When I first realized exactly what the movie King of King: A Fistful of Quarters was all about (a documentary about the Donkey Kong arcade game’s world record), I’ll say that I was thinking to myself: “Wow, this is going to be a LONG class”.  Despite my foolish pessimism, however, I soon realized that this was no ordinary documentary.  At least, in most documentaries I’ve seen there aren’t people who I end up actually hating by the end of the movie.  Not so in King of Kong.  How can anyone who has seen this movie not completely despise Billy Mitchell, self proclaimed video game hall of famer who to me seems like he never really matured past the age of seven.  At one point he even says: “Not even Helen of Troy had that much attention” when he hears how many people are in attendance to watch his video taped world record (see video at end).  A more important question may be how anyone would possibly want to be portrayed as a complete jerk in a movie, basically ensuring that anyone who watches the film will dislike you.
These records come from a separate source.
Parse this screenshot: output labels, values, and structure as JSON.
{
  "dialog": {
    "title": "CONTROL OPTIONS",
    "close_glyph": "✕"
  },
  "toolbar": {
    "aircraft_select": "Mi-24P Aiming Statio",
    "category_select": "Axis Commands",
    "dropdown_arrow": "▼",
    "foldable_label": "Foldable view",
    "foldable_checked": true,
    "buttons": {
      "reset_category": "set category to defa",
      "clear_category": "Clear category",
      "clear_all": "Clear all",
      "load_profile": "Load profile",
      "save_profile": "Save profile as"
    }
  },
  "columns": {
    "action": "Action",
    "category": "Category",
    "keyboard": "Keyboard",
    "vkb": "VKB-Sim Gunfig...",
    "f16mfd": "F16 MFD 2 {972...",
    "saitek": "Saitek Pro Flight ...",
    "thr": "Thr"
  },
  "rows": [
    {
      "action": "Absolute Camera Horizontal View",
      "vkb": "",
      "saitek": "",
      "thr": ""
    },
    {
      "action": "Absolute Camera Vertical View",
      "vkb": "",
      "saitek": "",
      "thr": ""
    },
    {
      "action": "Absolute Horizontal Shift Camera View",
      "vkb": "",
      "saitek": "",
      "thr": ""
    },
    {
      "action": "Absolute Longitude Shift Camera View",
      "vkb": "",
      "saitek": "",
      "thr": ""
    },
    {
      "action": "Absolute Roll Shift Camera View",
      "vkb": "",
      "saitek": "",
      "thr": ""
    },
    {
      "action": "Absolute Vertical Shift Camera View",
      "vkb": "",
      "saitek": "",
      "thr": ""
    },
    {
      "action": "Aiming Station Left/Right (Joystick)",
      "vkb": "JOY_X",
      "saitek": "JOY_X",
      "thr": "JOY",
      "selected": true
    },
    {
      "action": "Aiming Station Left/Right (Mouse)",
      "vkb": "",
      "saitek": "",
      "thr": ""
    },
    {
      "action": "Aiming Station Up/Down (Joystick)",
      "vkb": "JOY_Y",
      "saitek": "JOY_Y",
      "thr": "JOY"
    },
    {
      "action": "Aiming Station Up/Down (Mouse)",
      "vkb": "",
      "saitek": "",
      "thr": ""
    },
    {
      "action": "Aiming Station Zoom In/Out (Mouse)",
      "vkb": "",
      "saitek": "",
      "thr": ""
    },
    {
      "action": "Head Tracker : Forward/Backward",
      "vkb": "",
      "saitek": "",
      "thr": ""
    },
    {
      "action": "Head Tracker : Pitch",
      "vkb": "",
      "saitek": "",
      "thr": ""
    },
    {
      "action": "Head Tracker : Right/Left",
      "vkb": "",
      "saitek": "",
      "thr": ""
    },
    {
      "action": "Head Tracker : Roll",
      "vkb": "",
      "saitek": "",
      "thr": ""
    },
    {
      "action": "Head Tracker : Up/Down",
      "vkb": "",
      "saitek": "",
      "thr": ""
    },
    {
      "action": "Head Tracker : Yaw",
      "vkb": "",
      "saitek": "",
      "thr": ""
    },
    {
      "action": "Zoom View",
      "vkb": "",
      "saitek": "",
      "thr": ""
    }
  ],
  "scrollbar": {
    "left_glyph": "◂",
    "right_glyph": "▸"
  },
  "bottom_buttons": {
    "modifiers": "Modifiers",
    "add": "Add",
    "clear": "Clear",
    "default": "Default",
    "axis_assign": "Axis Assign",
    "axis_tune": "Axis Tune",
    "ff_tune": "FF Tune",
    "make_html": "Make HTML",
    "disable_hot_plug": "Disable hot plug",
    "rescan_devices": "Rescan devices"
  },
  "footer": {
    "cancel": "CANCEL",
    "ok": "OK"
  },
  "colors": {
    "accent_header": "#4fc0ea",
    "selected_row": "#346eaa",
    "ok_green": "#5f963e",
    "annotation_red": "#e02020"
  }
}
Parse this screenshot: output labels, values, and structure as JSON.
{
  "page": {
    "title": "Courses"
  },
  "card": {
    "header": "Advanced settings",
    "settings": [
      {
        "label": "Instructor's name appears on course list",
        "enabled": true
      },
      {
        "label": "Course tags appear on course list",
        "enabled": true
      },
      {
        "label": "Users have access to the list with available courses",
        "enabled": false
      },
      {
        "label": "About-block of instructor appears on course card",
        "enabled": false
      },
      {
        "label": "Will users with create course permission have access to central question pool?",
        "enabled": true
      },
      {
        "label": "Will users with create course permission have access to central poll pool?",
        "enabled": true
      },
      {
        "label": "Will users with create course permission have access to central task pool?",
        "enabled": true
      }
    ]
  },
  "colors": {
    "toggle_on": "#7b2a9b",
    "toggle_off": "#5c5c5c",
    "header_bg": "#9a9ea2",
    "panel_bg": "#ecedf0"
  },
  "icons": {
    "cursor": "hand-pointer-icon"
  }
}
Unbeknownst to me, competitive old school video gaming is a cut-throat world filled with endless manipulation and backstabbing.  This is why I was incredibly happy to see someone like Steve Wiebe who plays by the rules (apparently), and isn’t a complete jerk to everyone around him.  The ending to the movie absolutely made my day as I got to see Billy Mitchell’s ego squashed by the high school science teacher who took the record for highest taped score of Donkey Kong.

Unfortunately, later in the week I looked online and found that Steve Wiebe is no longer the King of Kong.  The distinction is now held by Hank Chien…all I can say is I’m glad it’s not Billy Mitchell.

Stumpy367